    Getting out of debt is one of the most common New Year’s resolutions-it’s right up there with losing weight. And like losing weight, it’s a resolution that, more often than not, is broken before January comes to an end.

    When it comes to money, it’s easy to set big goals only to have them crumble under the weight of unrealistic expectations, a lack of planning, and poor financial communication. That doesn’t mean you shouldn’t set financial goals for your family. Instead, it means being smart about the kind of goals you set and your plans for meeting those goals.

    As you think about the year ahead, here are five resolutions you should never make:

    1. We will spend less. Blanket statements like this always lead to frustration-one partner’s “less” is another partner’s “still too much!” So break down the kind of changes you want to make. Maybe you’ll decide to cut back in a specific area-eating out or clothes or movies. Or maybe you’ll commit to regular conversations about your spending. Whatever you decide, make sure that your goals are clear, manageable, and measurable.

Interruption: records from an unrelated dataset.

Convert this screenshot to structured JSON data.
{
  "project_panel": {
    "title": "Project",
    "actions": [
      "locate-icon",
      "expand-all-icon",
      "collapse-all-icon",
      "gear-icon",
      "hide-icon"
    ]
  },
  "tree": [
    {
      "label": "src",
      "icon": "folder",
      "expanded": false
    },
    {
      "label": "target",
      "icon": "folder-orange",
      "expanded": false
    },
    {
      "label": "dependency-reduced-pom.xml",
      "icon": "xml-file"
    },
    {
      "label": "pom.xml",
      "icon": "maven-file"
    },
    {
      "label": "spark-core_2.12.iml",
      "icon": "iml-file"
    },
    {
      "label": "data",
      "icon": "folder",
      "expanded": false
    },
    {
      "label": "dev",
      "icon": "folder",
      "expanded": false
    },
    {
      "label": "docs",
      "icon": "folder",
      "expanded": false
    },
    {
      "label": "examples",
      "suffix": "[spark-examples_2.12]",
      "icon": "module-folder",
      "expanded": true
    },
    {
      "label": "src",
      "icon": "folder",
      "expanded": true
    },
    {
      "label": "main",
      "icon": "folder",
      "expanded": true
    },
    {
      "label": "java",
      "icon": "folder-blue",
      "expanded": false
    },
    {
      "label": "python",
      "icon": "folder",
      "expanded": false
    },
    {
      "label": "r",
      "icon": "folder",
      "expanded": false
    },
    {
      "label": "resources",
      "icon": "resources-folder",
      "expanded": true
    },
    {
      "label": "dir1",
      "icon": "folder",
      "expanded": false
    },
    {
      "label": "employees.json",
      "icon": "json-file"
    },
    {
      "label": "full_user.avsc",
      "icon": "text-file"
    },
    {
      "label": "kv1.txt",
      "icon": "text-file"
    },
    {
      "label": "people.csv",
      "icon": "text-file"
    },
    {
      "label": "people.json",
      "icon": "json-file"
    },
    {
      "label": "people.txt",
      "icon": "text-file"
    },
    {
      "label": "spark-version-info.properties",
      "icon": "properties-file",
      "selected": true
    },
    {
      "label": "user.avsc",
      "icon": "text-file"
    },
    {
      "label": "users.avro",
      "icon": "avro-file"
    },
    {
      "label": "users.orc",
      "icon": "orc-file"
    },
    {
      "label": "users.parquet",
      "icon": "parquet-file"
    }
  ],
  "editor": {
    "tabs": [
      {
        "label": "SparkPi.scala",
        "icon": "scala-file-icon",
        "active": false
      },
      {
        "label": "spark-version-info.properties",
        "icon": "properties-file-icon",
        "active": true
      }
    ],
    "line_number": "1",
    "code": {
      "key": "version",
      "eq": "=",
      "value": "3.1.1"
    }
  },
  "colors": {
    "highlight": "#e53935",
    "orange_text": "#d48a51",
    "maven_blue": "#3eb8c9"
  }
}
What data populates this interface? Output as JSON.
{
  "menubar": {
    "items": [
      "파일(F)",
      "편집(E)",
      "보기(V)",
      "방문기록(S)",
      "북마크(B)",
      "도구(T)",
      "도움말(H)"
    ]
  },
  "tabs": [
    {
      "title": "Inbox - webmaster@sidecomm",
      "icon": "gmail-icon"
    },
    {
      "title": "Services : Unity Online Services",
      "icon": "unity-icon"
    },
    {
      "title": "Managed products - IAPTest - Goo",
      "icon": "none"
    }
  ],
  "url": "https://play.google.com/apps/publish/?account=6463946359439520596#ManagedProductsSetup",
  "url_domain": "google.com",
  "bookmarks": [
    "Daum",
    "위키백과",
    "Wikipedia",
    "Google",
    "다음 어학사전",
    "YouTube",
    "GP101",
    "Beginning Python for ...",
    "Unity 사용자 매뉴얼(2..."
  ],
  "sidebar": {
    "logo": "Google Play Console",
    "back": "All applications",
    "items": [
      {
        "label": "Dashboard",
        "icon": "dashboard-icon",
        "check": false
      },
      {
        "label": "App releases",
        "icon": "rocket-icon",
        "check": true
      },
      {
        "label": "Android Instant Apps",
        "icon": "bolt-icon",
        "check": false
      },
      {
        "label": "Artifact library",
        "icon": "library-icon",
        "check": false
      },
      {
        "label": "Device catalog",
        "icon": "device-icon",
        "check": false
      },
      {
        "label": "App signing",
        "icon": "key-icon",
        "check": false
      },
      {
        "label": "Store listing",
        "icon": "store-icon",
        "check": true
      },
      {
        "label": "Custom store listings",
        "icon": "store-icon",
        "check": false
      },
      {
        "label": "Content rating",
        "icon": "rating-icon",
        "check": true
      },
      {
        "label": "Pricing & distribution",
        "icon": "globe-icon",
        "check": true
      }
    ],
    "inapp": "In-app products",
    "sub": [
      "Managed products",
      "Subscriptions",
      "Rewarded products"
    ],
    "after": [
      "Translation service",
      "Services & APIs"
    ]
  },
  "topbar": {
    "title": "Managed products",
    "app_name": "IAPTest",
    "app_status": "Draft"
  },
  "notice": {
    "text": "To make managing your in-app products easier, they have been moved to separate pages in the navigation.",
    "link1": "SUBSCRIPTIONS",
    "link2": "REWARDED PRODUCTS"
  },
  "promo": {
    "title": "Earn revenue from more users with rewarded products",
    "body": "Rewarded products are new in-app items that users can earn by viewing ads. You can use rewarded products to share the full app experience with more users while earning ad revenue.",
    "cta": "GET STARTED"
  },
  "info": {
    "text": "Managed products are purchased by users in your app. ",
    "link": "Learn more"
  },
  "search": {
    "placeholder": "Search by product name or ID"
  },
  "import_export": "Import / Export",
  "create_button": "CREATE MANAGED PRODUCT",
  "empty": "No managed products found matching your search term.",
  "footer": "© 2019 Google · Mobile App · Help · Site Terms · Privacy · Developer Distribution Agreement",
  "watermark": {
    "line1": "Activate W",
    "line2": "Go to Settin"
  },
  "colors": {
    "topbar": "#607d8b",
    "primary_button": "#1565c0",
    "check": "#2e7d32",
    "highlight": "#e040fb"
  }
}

    2. We will not fight about money. Here’s a resolution you’re likely to break before you’re even done making it. Everyone argues about money because money touches every part of our lives. Instead of expecting agreement on money issues, learn how to fight fair. Pay attention to your Money Personalities and find ways to compromise. Disagreements don’t have to derail you. 

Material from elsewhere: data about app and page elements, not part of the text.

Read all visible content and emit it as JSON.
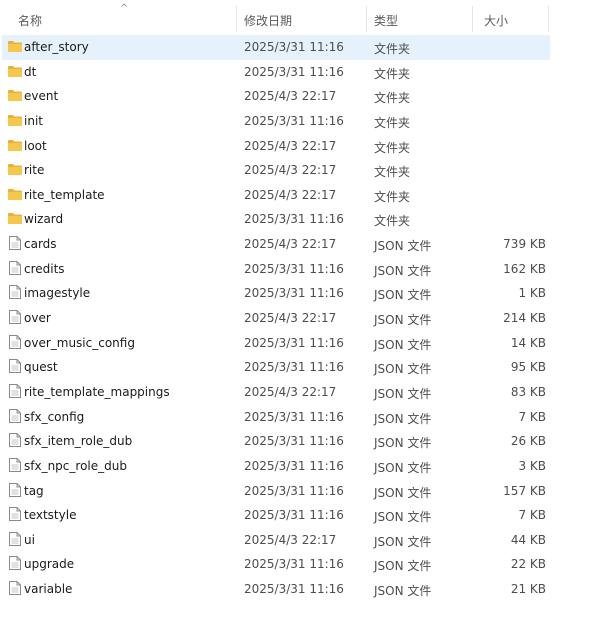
{
  "header": {
    "name": "名称",
    "modified": "修改日期",
    "type": "类型",
    "size": "大小",
    "sort_indicator": "^"
  },
  "colors": {
    "selected_row": "#e5f1fb",
    "folder": "#e8b23a"
  },
  "rows": [
    {
      "name": "after_story",
      "date": "2025/3/31 11:16",
      "type": "文件夹",
      "size": "",
      "icon": "folder-icon",
      "selected": true
    },
    {
      "name": "dt",
      "date": "2025/3/31 11:16",
      "type": "文件夹",
      "size": "",
      "icon": "folder-icon"
    },
    {
      "name": "event",
      "date": "2025/4/3 22:17",
      "type": "文件夹",
      "size": "",
      "icon": "folder-icon"
    },
    {
      "name": "init",
      "date": "2025/3/31 11:16",
      "type": "文件夹",
      "size": "",
      "icon": "folder-icon"
    },
    {
      "name": "loot",
      "date": "2025/4/3 22:17",
      "type": "文件夹",
      "size": "",
      "icon": "folder-icon"
    },
    {
      "name": "rite",
      "date": "2025/4/3 22:17",
      "type": "文件夹",
      "size": "",
      "icon": "folder-icon"
    },
    {
      "name": "rite_template",
      "date": "2025/4/3 22:17",
      "type": "文件夹",
      "size": "",
      "icon": "folder-icon"
    },
    {
      "name": "wizard",
      "date": "2025/3/31 11:16",
      "type": "文件夹",
      "size": "",
      "icon": "folder-icon"
    },
    {
      "name": "cards",
      "date": "2025/4/3 22:17",
      "type": "JSON 文件",
      "size": "739 KB",
      "icon": "file-icon"
    },
    {
      "name": "credits",
      "date": "2025/3/31 11:16",
      "type": "JSON 文件",
      "size": "162 KB",
      "icon": "file-icon"
    },
    {
      "name": "imagestyle",
      "date": "2025/3/31 11:16",
      "type": "JSON 文件",
      "size": "1 KB",
      "icon": "file-icon"
    },
    {
      "name": "over",
      "date": "2025/4/3 22:17",
      "type": "JSON 文件",
      "size": "214 KB",
      "icon": "file-icon"
    },
    {
      "name": "over_music_config",
      "date": "2025/3/31 11:16",
      "type": "JSON 文件",
      "size": "14 KB",
      "icon": "file-icon"
    },
    {
      "name": "quest",
      "date": "2025/3/31 11:16",
      "type": "JSON 文件",
      "size": "95 KB",
      "icon": "file-icon"
    },
    {
      "name": "rite_template_mappings",
      "date": "2025/4/3 22:17",
      "type": "JSON 文件",
      "size": "83 KB",
      "icon": "file-icon"
    },
    {
      "name": "sfx_config",
      "date": "2025/3/31 11:16",
      "type": "JSON 文件",
      "size": "7 KB",
      "icon": "file-icon"
    },
    {
      "name": "sfx_item_role_dub",
      "date": "2025/3/31 11:16",
      "type": "JSON 文件",
      "size": "26 KB",
      "icon": "file-icon"
    },
    {
      "name": "sfx_npc_role_dub",
      "date": "2025/3/31 11:16",
      "type": "JSON 文件",
      "size": "3 KB",
      "icon": "file-icon"
    },
    {
      "name": "tag",
      "date": "2025/3/31 11:16",
      "type": "JSON 文件",
      "size": "157 KB",
      "icon": "file-icon"
    },
    {
      "name": "textstyle",
      "date": "2025/3/31 11:16",
      "type": "JSON 文件",
      "size": "7 KB",
      "icon": "file-icon"
    },
    {
      "name": "ui",
      "date": "2025/4/3 22:17",
      "type": "JSON 文件",
      "size": "44 KB",
      "icon": "file-icon"
    },
    {
      "name": "upgrade",
      "date": "2025/3/31 11:16",
      "type": "JSON 文件",
      "size": "22 KB",
      "icon": "file-icon"
    },
    {
      "name": "variable",
      "date": "2025/3/31 11:16",
      "type": "JSON 文件",
      "size": "21 KB",
      "icon": "file-icon"
    }
  ]
}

    3. We will have our finances under control by April. It takes a long time to turn a big ship around and your finances are one big ship. Give yourself time. Set small goals each month and stick with them. We recommend couples keep track of every dime they make and every dime they spend for one month. Once you have a realistic expectation of your finances, you can figure out the kind of changes that will make a true, lasting difference in your lives.

    4. We will have a perfect budget. The problem is there’s no such thing. What works for one couple won’t work for another. What worked for you five years ago might not work for you now. So don’t worry about creating an airtight budget. Instead, focus on developing solid financial communication. If you’re not already doing a Money Huddle, start. If you haven’t done the Financial Relationship Index, do it. If you and your partner have never had an honest conversation about your finances, have one now. It’s never too late to start talking.

    5. This is the year we get out of debt. Like we said, this is a goal that, for most people, is bound to fail. If you have a small amount of debt-say less than $5000–then knock yourselves out and get rid of it. But we find that many couples simply can’t whittle their debt down as quickly as they want. Then they get frustrated. Then they give up. If you have a large amount of debt, take steps to help you reduce it at a pace you can manage. Find a lower interest rate. Do a cash flow worksheet to figure out how much you can put toward your debt. Pay off higher interest rate cards first. There are all kinds of ways you can get a handle on your debt and start breaking it down.

    It’s great to set financial goals for your family. Just make sure you are setting the kind of goals that actually help you build a stronger financial future.